Work instructions:
In the data below, repeat the line containing "Extract the structured" and every following line exactly, up to and including the last line. Exclude pictures.

____ Available data

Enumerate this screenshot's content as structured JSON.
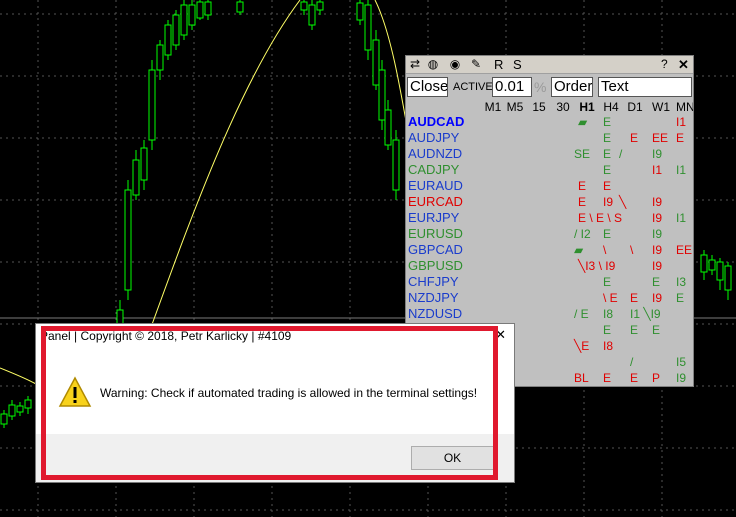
{
  "panel": {
    "title_buttons": [
      "R",
      "S"
    ],
    "title_question": "?",
    "title_close": "✕",
    "icons": [
      "panel-menu-icon",
      "globe-icon",
      "eye-icon",
      "pen-icon"
    ],
    "close_label": "Close",
    "active_label": "ACTIVE",
    "lot_value": "0.01",
    "percent_label": "%",
    "order_label": "Order",
    "text_value": "Text",
    "timeframes": [
      "M1",
      "M5",
      "15",
      "30",
      "H1",
      "H4",
      "D1",
      "W1",
      "MN"
    ],
    "active_timeframe": "H1"
  },
  "symbols": [
    {
      "name": "AUDCAD",
      "color": "#0000ff",
      "bold": true
    },
    {
      "name": "AUDJPY",
      "color": "#1a3ccc",
      "bold": false
    },
    {
      "name": "AUDNZD",
      "color": "#1a3ccc",
      "bold": false
    },
    {
      "name": "CADJPY",
      "color": "#2f8f2f",
      "bold": false
    },
    {
      "name": "EURAUD",
      "color": "#1a3ccc",
      "bold": false
    },
    {
      "name": "EURCAD",
      "color": "#e00000",
      "bold": false
    },
    {
      "name": "EURJPY",
      "color": "#1a3ccc",
      "bold": false
    },
    {
      "name": "EURUSD",
      "color": "#2f8f2f",
      "bold": false
    },
    {
      "name": "GBPCAD",
      "color": "#1a3ccc",
      "bold": false
    },
    {
      "name": "GBPUSD",
      "color": "#2f8f2f",
      "bold": false
    },
    {
      "name": "CHFJPY",
      "color": "#1a3ccc",
      "bold": false
    },
    {
      "name": "NZDJPY",
      "color": "#1a3ccc",
      "bold": false
    },
    {
      "name": "NZDUSD",
      "color": "#1a3ccc",
      "bold": false
    }
  ],
  "signals": [
    {
      "row": 0,
      "col": "H1",
      "text": "▰",
      "color": "#2f8f2f"
    },
    {
      "row": 0,
      "col": "H4",
      "text": "E",
      "color": "#2f8f2f"
    },
    {
      "row": 0,
      "col": "MN",
      "text": "I1",
      "color": "#e00000"
    },
    {
      "row": 1,
      "col": "H4",
      "text": "E",
      "color": "#2f8f2f"
    },
    {
      "row": 1,
      "col": "D1",
      "text": "E",
      "color": "#e00000"
    },
    {
      "row": 1,
      "col": "W1",
      "text": "EE",
      "color": "#e00000"
    },
    {
      "row": 1,
      "col": "MN",
      "text": "E",
      "color": "#e00000"
    },
    {
      "row": 2,
      "col": "30",
      "text": "SE",
      "color": "#2f8f2f"
    },
    {
      "row": 2,
      "col": "H4",
      "text": "E",
      "color": "#2f8f2f"
    },
    {
      "row": 2,
      "col": "H4b",
      "text": "/",
      "color": "#2f8f2f"
    },
    {
      "row": 2,
      "col": "W1",
      "text": "I9",
      "color": "#2f8f2f"
    },
    {
      "row": 3,
      "col": "H4",
      "text": "E",
      "color": "#2f8f2f"
    },
    {
      "row": 3,
      "col": "W1",
      "text": "I1",
      "color": "#e00000"
    },
    {
      "row": 3,
      "col": "MN",
      "text": "I1",
      "color": "#2f8f2f"
    },
    {
      "row": 4,
      "col": "H1",
      "text": "E",
      "color": "#e00000"
    },
    {
      "row": 4,
      "col": "H4",
      "text": "E",
      "color": "#e00000"
    },
    {
      "row": 5,
      "col": "H1",
      "text": "E",
      "color": "#e00000"
    },
    {
      "row": 5,
      "col": "H4",
      "text": "I9",
      "color": "#e00000"
    },
    {
      "row": 5,
      "col": "H4b",
      "text": "╲",
      "color": "#e00000"
    },
    {
      "row": 5,
      "col": "W1",
      "text": "I9",
      "color": "#e00000"
    },
    {
      "row": 6,
      "col": "H1",
      "text": "E \\ E \\ S",
      "color": "#e00000"
    },
    {
      "row": 6,
      "col": "W1",
      "text": "I9",
      "color": "#e00000"
    },
    {
      "row": 6,
      "col": "MN",
      "text": "I1",
      "color": "#2f8f2f"
    },
    {
      "row": 7,
      "col": "30",
      "text": "/ I2",
      "color": "#2f8f2f"
    },
    {
      "row": 7,
      "col": "H4",
      "text": "E",
      "color": "#2f8f2f"
    },
    {
      "row": 7,
      "col": "W1",
      "text": "I9",
      "color": "#2f8f2f"
    },
    {
      "row": 8,
      "col": "30",
      "text": "▰",
      "color": "#2f8f2f"
    },
    {
      "row": 8,
      "col": "H4",
      "text": "\\",
      "color": "#e00000"
    },
    {
      "row": 8,
      "col": "D1",
      "text": "\\",
      "color": "#e00000"
    },
    {
      "row": 8,
      "col": "W1",
      "text": "I9",
      "color": "#e00000"
    },
    {
      "row": 8,
      "col": "MN",
      "text": "EE",
      "color": "#e00000"
    },
    {
      "row": 9,
      "col": "H1",
      "text": "╲I3 \\ I9",
      "color": "#e00000"
    },
    {
      "row": 9,
      "col": "W1",
      "text": "I9",
      "color": "#e00000"
    },
    {
      "row": 10,
      "col": "H4",
      "text": "E",
      "color": "#2f8f2f"
    },
    {
      "row": 10,
      "col": "W1",
      "text": "E",
      "color": "#2f8f2f"
    },
    {
      "row": 10,
      "col": "MN",
      "text": "I3",
      "color": "#2f8f2f"
    },
    {
      "row": 11,
      "col": "H4",
      "text": "\\ E",
      "color": "#e00000"
    },
    {
      "row": 11,
      "col": "D1",
      "text": "E",
      "color": "#e00000"
    },
    {
      "row": 11,
      "col": "W1",
      "text": "I9",
      "color": "#e00000"
    },
    {
      "row": 11,
      "col": "MN",
      "text": "E",
      "color": "#2f8f2f"
    },
    {
      "row": 12,
      "col": "30",
      "text": "/ E",
      "color": "#2f8f2f"
    },
    {
      "row": 12,
      "col": "H4",
      "text": "I8",
      "color": "#2f8f2f"
    },
    {
      "row": 12,
      "col": "D1",
      "text": "I1 ╲I9",
      "color": "#2f8f2f"
    },
    {
      "row": 13,
      "col": "H4",
      "text": "E",
      "color": "#2f8f2f"
    },
    {
      "row": 13,
      "col": "D1",
      "text": "E",
      "color": "#2f8f2f"
    },
    {
      "row": 13,
      "col": "W1",
      "text": "E",
      "color": "#2f8f2f"
    },
    {
      "row": 14,
      "col": "30",
      "text": "╲E",
      "color": "#e00000"
    },
    {
      "row": 14,
      "col": "H4",
      "text": "I8",
      "color": "#e00000"
    },
    {
      "row": 15,
      "col": "D1",
      "text": "/",
      "color": "#2f8f2f"
    },
    {
      "row": 15,
      "col": "MN",
      "text": "I5",
      "color": "#2f8f2f"
    },
    {
      "row": 16,
      "col": "30",
      "text": "BL",
      "color": "#e00000"
    },
    {
      "row": 16,
      "col": "H4",
      "text": "E",
      "color": "#e00000"
    },
    {
      "row": 16,
      "col": "D1",
      "text": "E",
      "color": "#e00000"
    },
    {
      "row": 16,
      "col": "W1",
      "text": "P",
      "color": "#e00000"
    },
    {
      "row": 16,
      "col": "MN",
      "text": "I9",
      "color": "#2f8f2f"
    }
  ],
  "dialog": {
    "title": "Panel | Copyright © 2018, Petr Karlicky | #4109",
    "close": "✕",
    "message": "Warning: Check if automated trading is allowed in the terminal settings!",
    "ok_label": "OK"
  },
  "colors": {
    "chart_bg": "#000000",
    "candle": "#00ff00",
    "ma_line": "#ffff66",
    "grid": "#555555",
    "highlight": "#e0192e"
  }
}
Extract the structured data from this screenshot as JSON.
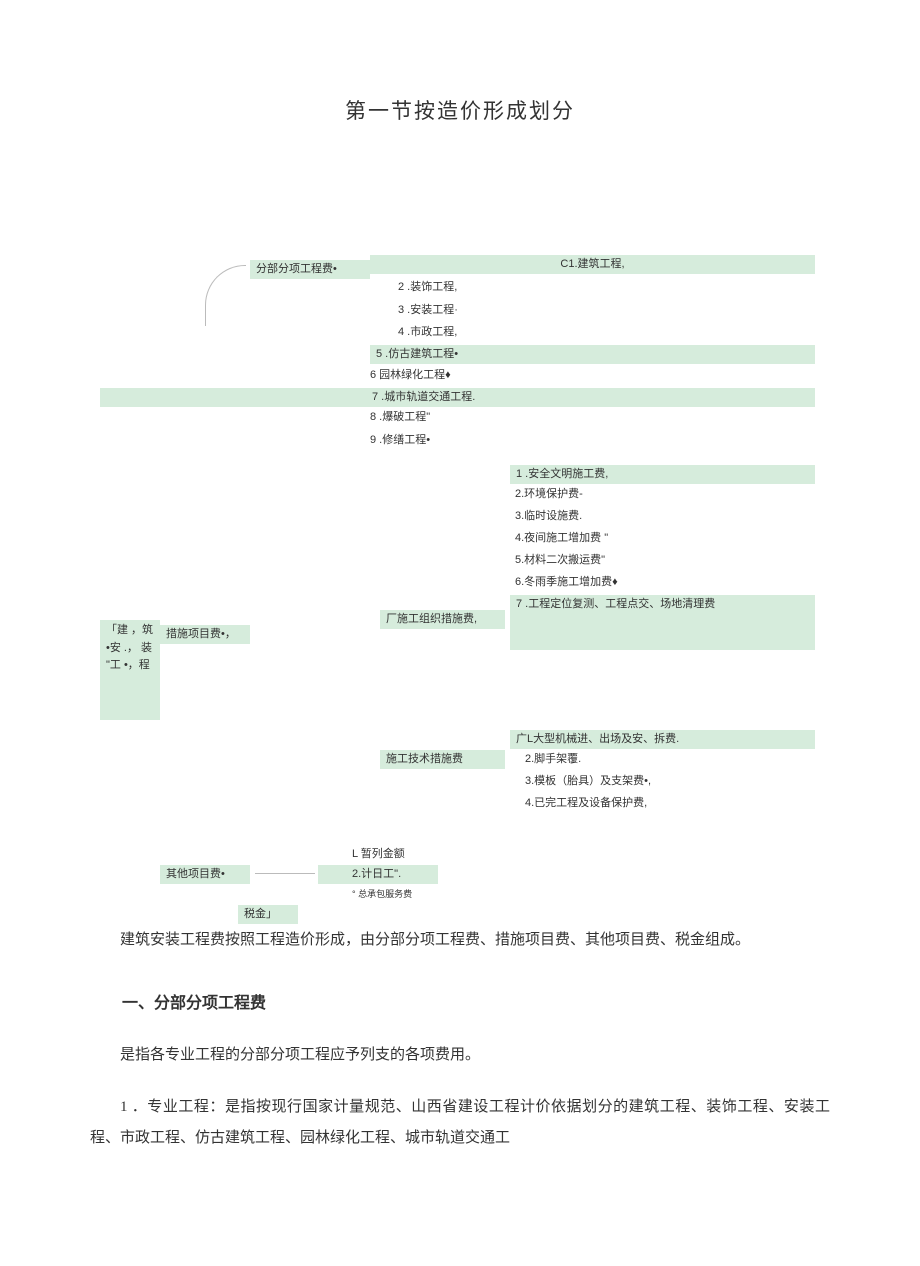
{
  "title": "第一节按造价形成划分",
  "diagram": {
    "root": "「建  ，筑  •安 .，  装    \"工  •，程",
    "level1": {
      "a": "分部分项工程费•",
      "b": "措施项目费•，",
      "c": "其他项目费•",
      "d": "税金」"
    },
    "fbfx": {
      "x1": "C1.建筑工程,",
      "x2": "2 .装饰工程,",
      "x3": "3 .安装工程·",
      "x4": "4 .市政工程,",
      "x5": "5   .仿古建筑工程•",
      "x6": "6    园林绿化工程♦",
      "x7": "7   .城市轨道交通工程.",
      "x8": "8   .爆破工程\"",
      "x9": "9   .修缮工程•"
    },
    "csxm": {
      "org_label": "厂施工组织措施费,",
      "tech_label": "施工技术措施费",
      "org": {
        "o1": "1          .安全文明施工费,",
        "o2": "2.环境保护费-",
        "o3": "3.临时设施费.",
        "o4": "4.夜间施工增加费 \"",
        "o5": "5.材料二次搬运费\"",
        "o6": "6.冬雨季施工增加费♦",
        "o7": "7          .工程定位复测、工程点交、场地清理费",
        "o8": ""
      },
      "tech": {
        "t1": "广L大型机械进、出场及安、拆费.",
        "t2": "2.脚手架覆.",
        "t3": "3.模板（胎具）及支架费•,",
        "t4": "4.已完工程及设备保护费,"
      }
    },
    "other": {
      "p1": "L 暂列金额",
      "p2": "2.计日工\".",
      "p3": "° 总承包服务费"
    }
  },
  "paragraphs": {
    "p1": "建筑安装工程费按照工程造价形成，由分部分项工程费、措施项目费、其他项目费、税金组成。",
    "h1": "一、分部分项工程费",
    "p2": "是指各专业工程的分部分项工程应予列支的各项费用。",
    "p3": "1 ．专业工程：是指按现行国家计量规范、山西省建设工程计价依据划分的建筑工程、装饰工程、安装工程、市政工程、仿古建筑工程、园林绿化工程、城市轨道交通工"
  }
}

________

Reply:
Extract the structured data from this screenshot as JSON.
{
  "title": "第一节按造价形成划分",
  "diagram": {
    "root": "「建  ，筑  •安 .，  装    \"工  •，程",
    "level1": {
      "a": "分部分项工程费•",
      "b": "措施项目费•，",
      "c": "其他项目费•",
      "d": "税金」"
    },
    "fbfx": {
      "x1": "C1.建筑工程,",
      "x2": "2 .装饰工程,",
      "x3": "3 .安装工程·",
      "x4": "4 .市政工程,",
      "x5": "5   .仿古建筑工程•",
      "x6": "6    园林绿化工程♦",
      "x7": "7   .城市轨道交通工程.",
      "x8": "8   .爆破工程\"",
      "x9": "9   .修缮工程•"
    },
    "csxm": {
      "org_label": "厂施工组织措施费,",
      "tech_label": "施工技术措施费",
      "org": {
        "o1": "1          .安全文明施工费,",
        "o2": "2.环境保护费-",
        "o3": "3.临时设施费.",
        "o4": "4.夜间施工增加费 \"",
        "o5": "5.材料二次搬运费\"",
        "o6": "6.冬雨季施工增加费♦",
        "o7": "7          .工程定位复测、工程点交、场地清理费",
        "o8": ""
      },
      "tech": {
        "t1": "广L大型机械进、出场及安、拆费.",
        "t2": "2.脚手架覆.",
        "t3": "3.模板（胎具）及支架费•,",
        "t4": "4.已完工程及设备保护费,"
      }
    },
    "other": {
      "p1": "L 暂列金额",
      "p2": "2.计日工\".",
      "p3": "° 总承包服务费"
    }
  },
  "paragraphs": {
    "p1": "建筑安装工程费按照工程造价形成，由分部分项工程费、措施项目费、其他项目费、税金组成。",
    "h1": "一、分部分项工程费",
    "p2": "是指各专业工程的分部分项工程应予列支的各项费用。",
    "p3": "1 ．专业工程：是指按现行国家计量规范、山西省建设工程计价依据划分的建筑工程、装饰工程、安装工程、市政工程、仿古建筑工程、园林绿化工程、城市轨道交通工"
  }
}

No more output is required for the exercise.